Once again, she came recommended from an acquaintance. She worked hard in the beginning and always had a smile on her face. She sometimes sang around the house and generally took good care of the house. She was wonderful with my animals. I left her with the animals instead of a kennel a few times when we traveled. She was sweet with the kids, too.
So what went wrong? Well, she just didn't clean very well. I am not a good task master. I do not like to always have to tell people what they need to be doing. I couldn't understnad why things were not clean...where the time went and still by the end of a long day, the house was still not clean. She started showing up late and leaving early. Again, ever wise husband said, find another lady...and me, feeling guilty for this sweet, smiling friend that I just couldn't deny helping out.

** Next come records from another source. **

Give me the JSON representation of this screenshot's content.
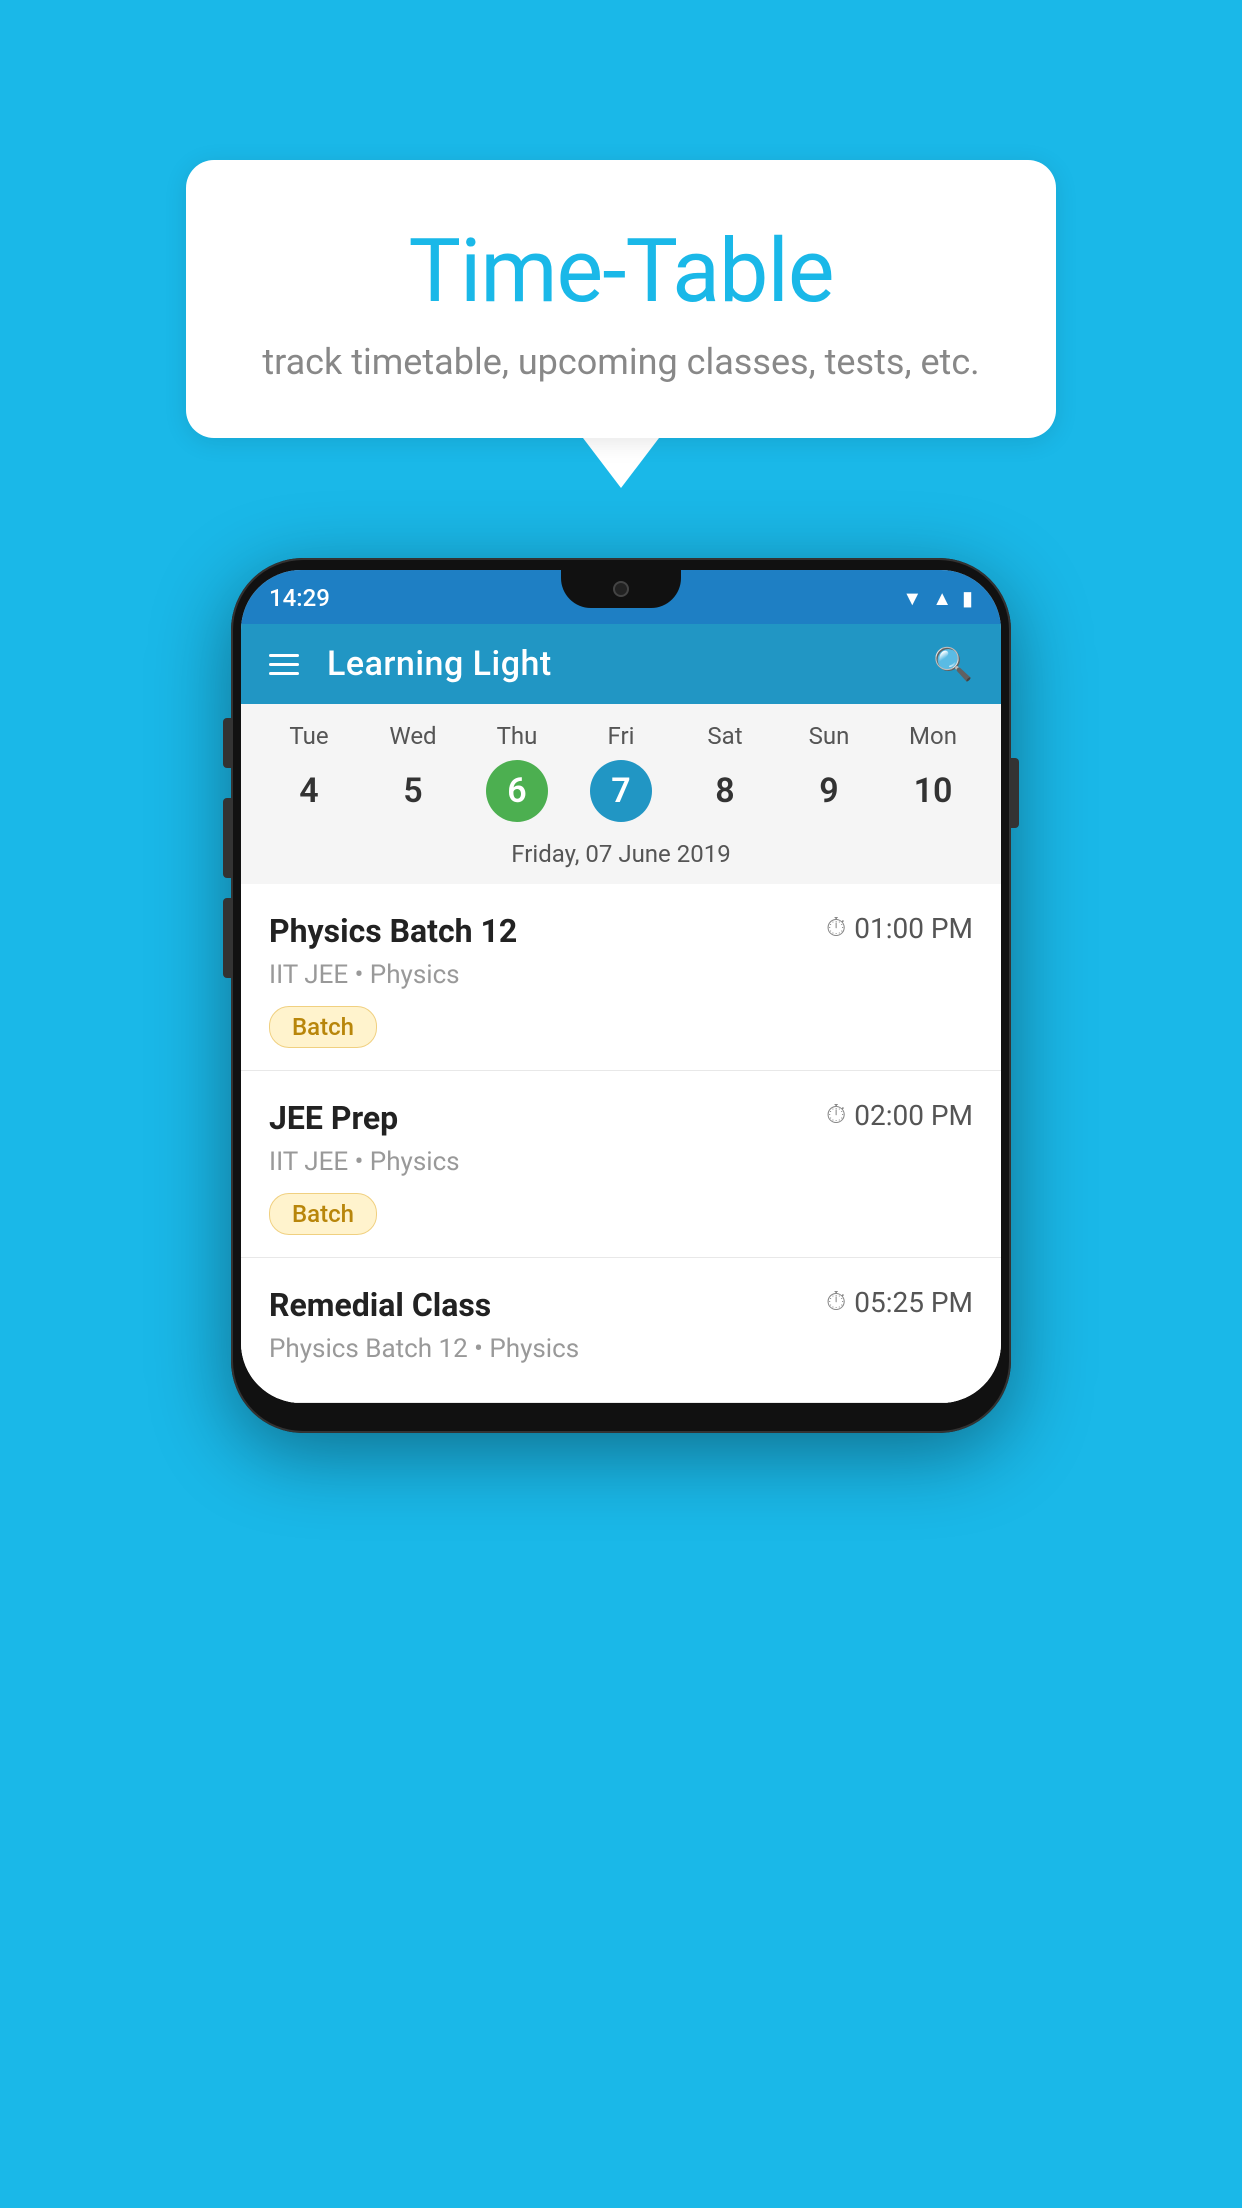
{
  "background_color": "#1AB8E8",
  "speech_bubble": {
    "title": "Time-Table",
    "subtitle": "track timetable, upcoming classes, tests, etc."
  },
  "phone": {
    "status_bar": {
      "time": "14:29",
      "icons": [
        "wifi",
        "signal",
        "battery"
      ]
    },
    "app_bar": {
      "title": "Learning Light"
    },
    "calendar": {
      "days": [
        {
          "name": "Tue",
          "num": "4",
          "state": "normal"
        },
        {
          "name": "Wed",
          "num": "5",
          "state": "normal"
        },
        {
          "name": "Thu",
          "num": "6",
          "state": "today"
        },
        {
          "name": "Fri",
          "num": "7",
          "state": "selected"
        },
        {
          "name": "Sat",
          "num": "8",
          "state": "normal"
        },
        {
          "name": "Sun",
          "num": "9",
          "state": "normal"
        },
        {
          "name": "Mon",
          "num": "10",
          "state": "normal"
        }
      ],
      "selected_date_label": "Friday, 07 June 2019"
    },
    "classes": [
      {
        "name": "Physics Batch 12",
        "time": "01:00 PM",
        "meta": "IIT JEE • Physics",
        "badge": "Batch"
      },
      {
        "name": "JEE Prep",
        "time": "02:00 PM",
        "meta": "IIT JEE • Physics",
        "badge": "Batch"
      },
      {
        "name": "Remedial Class",
        "time": "05:25 PM",
        "meta": "Physics Batch 12 • Physics",
        "badge": null
      }
    ]
  }
}
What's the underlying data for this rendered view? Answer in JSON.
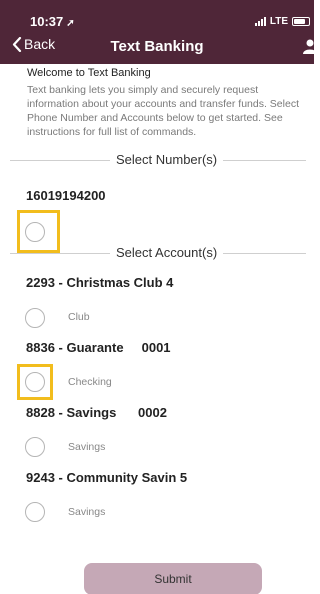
{
  "status_bar": {
    "time": "10:37",
    "network": "LTE"
  },
  "nav": {
    "back_label": "Back",
    "title": "Text Banking"
  },
  "intro": {
    "welcome": "Welcome to Text Banking",
    "description": "Text banking lets you simply and securely request information about your accounts and transfer funds. Select Phone Number and Accounts below to get started. See instructions for full list of commands."
  },
  "numbers_section": {
    "label": "Select Number(s)",
    "numbers": [
      {
        "number": "16019194200",
        "selected": false
      }
    ]
  },
  "accounts_section": {
    "label": "Select Account(s)",
    "accounts": [
      {
        "title": "2293 - Christmas Club 4",
        "type": "Club",
        "selected": false
      },
      {
        "title": "8836 - Guarante     0001",
        "type": "Checking",
        "selected": false
      },
      {
        "title": "8828 - Savings      0002",
        "type": "Savings",
        "selected": false
      },
      {
        "title": "9243 - Community Savin 5",
        "type": "Savings",
        "selected": false
      }
    ]
  },
  "submit_label": "Submit",
  "colors": {
    "header": "#4f2638",
    "highlight": "#f2bd1d",
    "submit": "#c5a8b6"
  }
}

That's what it is feel so much for these people. they are there, working and trying to scrape by on the money we give them. I feel like I am helping them so much when I pay them, and they have the biggest smiles on their face. You know that you are helping them put food on their table.
But in the end, they need to do their job also.

She stayed with us through the end, and even took Coal, our dog that couldn't make the trip to Atyrau. She stayed smiling and was always a help with the animals. We parted on good terms, even if my house wasn't always the cleanest.

Come to the here and now: Kazakhstan:

1. Well, I have been here since the end of October. I hired a maid within a few weeks of arriving, and I have let her go.
Yes, I made the decision on my own that she was not living up to her end of the bargain
(read: lazy, not really cleaning, not sure she liked the animals nor took care of them too well the 4 weeks we were away, etc...). I was not going to get a relationship going any longer if I knew that I was not happy with her services...and remember, I do not even have any of my belongings yet! Imagine when my furniture and knick-knacks get here! What then?!
If she could not keep my animals happy, that was a big downer also. We plan on traveling quite a bit while we are here, and there are not any kennels. I need someone to love my Bella and Tiger close to how I do.

So, I am proud of myself. I finally was able to separate myself from a maid, and really not feel too awful about it. Cold? No, just a good boss of a job that is now mine, but at least it is how I like it!


BLOGitse said...

I know what you mean.
We've had several cleaning ladies.
None of them cleaned as I would but it helped me then. So it was better than nothing.
Here we clean ourselves. I don't trust anybody here.
You're not cold. You're practical. And the boss. Well done!

mythopolis said...

I don't have a maid, but I did have to hire on a 'helper' for my mother when her Alzheimer's made it hard to take care of herself. At first, she seemed fine, but in a short while she was either in another room reading a book, or listening to music on her headphones, or talking to somebody on the phone. I dismissed her within a few weeks. The second was good. A sincere care-taker who pampered mom, was always doing her hair and nails. (Often at a ridiculous frequency, but mom obviously loved the attention.) They would sit and talk, even though mom often could not remember what she was talking about. It's all about the heart of the person. Some just want to watch the clock and pick up their check. Now and then, we find someone who really cares...who is a REAL caretaker! This second person got paid, and then some. And it was worth it.

GutsyWriter said...

I'm the maid at home, but now that my three sons are out of the house, there is far less to clean. I remember in Belize the caretakers received expensive gifts from our US neighbors and we hated feeling like they expected us to give them stuff too.